═══ Information given ═══
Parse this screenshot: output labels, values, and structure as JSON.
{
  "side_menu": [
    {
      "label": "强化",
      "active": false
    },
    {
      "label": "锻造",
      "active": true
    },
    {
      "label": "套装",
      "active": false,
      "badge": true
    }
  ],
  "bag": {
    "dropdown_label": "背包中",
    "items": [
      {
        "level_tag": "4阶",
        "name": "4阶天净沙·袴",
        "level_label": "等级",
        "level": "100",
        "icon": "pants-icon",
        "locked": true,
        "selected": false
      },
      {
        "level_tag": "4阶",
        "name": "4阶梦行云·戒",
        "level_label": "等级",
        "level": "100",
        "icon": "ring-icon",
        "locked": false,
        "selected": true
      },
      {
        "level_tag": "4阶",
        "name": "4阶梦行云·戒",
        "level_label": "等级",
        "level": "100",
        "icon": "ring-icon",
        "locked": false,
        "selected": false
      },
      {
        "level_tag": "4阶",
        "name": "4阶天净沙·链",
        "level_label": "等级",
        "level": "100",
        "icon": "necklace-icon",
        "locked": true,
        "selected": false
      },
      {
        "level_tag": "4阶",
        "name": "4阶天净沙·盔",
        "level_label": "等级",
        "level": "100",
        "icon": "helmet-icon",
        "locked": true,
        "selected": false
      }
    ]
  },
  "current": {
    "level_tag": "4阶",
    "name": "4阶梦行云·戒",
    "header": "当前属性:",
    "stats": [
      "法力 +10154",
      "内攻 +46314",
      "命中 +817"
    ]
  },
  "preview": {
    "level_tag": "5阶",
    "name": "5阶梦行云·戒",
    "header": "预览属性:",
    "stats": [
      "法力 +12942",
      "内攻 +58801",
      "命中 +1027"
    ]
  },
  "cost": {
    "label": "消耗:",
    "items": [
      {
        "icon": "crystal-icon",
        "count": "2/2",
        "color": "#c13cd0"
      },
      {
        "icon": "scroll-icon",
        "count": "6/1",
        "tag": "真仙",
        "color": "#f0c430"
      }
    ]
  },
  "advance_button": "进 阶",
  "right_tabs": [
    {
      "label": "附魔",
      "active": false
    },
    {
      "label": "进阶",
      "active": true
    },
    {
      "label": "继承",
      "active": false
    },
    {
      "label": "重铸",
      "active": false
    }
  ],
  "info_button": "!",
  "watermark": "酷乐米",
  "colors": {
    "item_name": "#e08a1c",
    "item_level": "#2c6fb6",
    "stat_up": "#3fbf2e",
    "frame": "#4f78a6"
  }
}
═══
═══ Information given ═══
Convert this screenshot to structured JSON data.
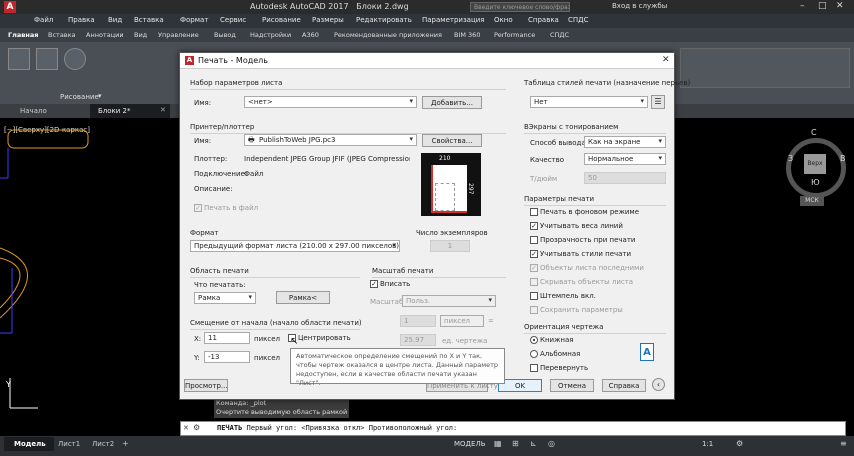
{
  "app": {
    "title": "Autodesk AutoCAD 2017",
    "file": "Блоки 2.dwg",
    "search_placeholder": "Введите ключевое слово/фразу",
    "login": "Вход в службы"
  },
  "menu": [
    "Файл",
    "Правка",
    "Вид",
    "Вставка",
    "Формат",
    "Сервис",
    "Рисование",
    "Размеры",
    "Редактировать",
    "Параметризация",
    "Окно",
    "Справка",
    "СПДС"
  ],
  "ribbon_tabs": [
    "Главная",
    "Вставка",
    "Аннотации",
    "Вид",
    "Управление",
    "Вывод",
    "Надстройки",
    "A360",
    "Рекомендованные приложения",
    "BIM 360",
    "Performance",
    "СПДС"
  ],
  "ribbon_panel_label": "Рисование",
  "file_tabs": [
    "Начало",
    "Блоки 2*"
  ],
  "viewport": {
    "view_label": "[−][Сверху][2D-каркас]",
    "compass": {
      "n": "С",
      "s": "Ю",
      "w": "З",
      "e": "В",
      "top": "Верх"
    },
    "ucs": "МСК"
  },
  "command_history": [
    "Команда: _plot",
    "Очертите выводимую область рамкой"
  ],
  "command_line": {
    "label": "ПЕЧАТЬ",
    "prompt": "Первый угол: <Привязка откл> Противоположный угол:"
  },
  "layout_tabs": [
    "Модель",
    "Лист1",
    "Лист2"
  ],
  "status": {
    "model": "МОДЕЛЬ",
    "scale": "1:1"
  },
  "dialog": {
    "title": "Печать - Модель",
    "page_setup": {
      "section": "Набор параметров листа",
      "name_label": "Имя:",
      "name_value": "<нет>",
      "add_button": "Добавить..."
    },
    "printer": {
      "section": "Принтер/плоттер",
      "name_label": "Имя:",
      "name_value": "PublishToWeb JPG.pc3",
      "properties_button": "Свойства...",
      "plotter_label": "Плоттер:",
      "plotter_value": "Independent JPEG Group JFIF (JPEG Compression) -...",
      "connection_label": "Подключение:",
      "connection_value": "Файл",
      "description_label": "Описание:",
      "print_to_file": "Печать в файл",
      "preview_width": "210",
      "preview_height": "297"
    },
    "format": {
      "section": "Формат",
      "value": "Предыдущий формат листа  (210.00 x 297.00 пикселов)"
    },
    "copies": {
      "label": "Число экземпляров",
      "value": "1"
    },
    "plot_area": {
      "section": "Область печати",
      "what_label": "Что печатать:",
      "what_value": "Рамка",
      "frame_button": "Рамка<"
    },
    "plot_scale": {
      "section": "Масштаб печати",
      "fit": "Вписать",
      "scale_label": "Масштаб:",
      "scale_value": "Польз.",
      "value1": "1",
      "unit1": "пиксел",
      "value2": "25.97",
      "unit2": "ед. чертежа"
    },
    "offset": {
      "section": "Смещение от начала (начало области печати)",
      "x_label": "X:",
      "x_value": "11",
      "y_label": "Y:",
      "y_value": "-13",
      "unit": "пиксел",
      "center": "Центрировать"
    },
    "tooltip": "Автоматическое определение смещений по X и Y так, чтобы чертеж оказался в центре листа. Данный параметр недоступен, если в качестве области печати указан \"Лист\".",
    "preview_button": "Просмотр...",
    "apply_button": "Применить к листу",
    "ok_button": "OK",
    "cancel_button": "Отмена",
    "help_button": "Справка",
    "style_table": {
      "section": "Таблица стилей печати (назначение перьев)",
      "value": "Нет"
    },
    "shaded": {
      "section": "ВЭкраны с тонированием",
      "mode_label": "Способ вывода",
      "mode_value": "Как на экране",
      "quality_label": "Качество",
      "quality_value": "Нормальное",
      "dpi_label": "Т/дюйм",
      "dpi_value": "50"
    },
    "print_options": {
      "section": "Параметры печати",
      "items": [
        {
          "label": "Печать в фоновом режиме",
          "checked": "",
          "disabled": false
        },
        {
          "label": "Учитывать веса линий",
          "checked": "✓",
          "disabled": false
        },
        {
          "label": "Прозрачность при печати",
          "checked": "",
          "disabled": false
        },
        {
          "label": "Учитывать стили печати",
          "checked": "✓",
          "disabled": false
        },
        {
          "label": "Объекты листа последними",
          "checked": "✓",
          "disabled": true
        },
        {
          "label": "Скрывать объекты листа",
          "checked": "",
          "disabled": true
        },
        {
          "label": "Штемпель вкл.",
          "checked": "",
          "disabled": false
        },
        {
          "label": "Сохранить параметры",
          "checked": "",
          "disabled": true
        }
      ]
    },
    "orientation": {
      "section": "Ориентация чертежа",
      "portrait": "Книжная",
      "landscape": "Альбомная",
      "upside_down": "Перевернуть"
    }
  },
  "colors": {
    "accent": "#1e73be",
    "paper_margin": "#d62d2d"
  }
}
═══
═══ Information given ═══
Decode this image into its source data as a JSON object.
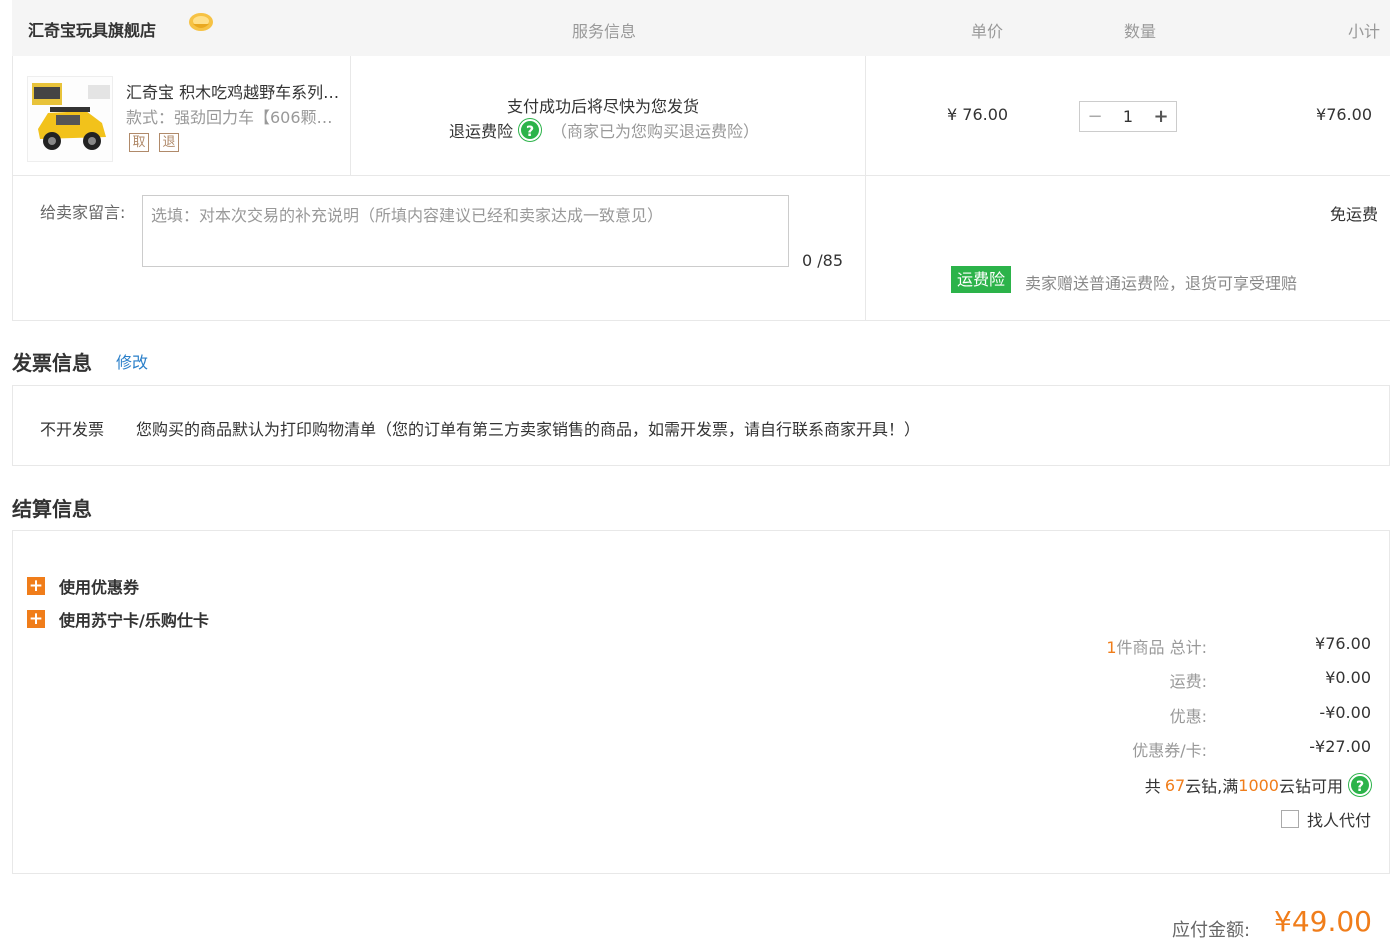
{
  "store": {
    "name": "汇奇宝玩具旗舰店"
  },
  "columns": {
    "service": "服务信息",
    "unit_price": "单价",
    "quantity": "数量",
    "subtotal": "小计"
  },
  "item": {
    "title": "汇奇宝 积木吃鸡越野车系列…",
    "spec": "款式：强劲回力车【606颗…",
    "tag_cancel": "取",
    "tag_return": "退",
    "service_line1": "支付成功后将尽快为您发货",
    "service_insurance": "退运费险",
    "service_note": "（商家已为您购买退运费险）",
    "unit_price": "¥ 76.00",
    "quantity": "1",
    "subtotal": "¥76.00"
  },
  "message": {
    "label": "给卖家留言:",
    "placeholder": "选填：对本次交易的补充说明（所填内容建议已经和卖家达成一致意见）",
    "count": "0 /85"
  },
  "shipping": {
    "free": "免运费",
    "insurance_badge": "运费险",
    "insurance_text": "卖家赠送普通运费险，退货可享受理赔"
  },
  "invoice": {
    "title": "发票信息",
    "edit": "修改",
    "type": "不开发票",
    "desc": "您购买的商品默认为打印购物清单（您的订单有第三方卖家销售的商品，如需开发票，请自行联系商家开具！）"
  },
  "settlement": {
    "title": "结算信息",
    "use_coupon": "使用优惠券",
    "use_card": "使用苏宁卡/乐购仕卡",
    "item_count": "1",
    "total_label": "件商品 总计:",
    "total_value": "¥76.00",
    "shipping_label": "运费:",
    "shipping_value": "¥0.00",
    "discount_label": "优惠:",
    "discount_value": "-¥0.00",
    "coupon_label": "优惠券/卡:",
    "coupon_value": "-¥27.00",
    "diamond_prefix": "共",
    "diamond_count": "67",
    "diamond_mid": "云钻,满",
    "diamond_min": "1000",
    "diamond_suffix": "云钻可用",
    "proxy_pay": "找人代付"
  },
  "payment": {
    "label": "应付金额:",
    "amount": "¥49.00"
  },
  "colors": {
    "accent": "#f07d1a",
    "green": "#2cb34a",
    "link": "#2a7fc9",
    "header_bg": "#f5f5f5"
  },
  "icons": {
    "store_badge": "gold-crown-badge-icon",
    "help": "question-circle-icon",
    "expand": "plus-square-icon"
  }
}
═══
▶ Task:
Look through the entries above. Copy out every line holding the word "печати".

▶ Answer to the exercise:
      "section": "Область печати",
      "section": "Масштаб печати",
      "section": "Смещение от начала (начало области печати)",
    "tooltip": "Автоматическое определение смещений по X и Y так, чтобы чертеж оказался в центре листа. Данный параметр недоступен, если в качестве области печати указан \"Лист\".",
      "section": "Таблица стилей печати (назначение перьев)",
      "section": "Параметры печати",
          "label": "Прозрачность при печати",
          "label": "Учитывать стили печати",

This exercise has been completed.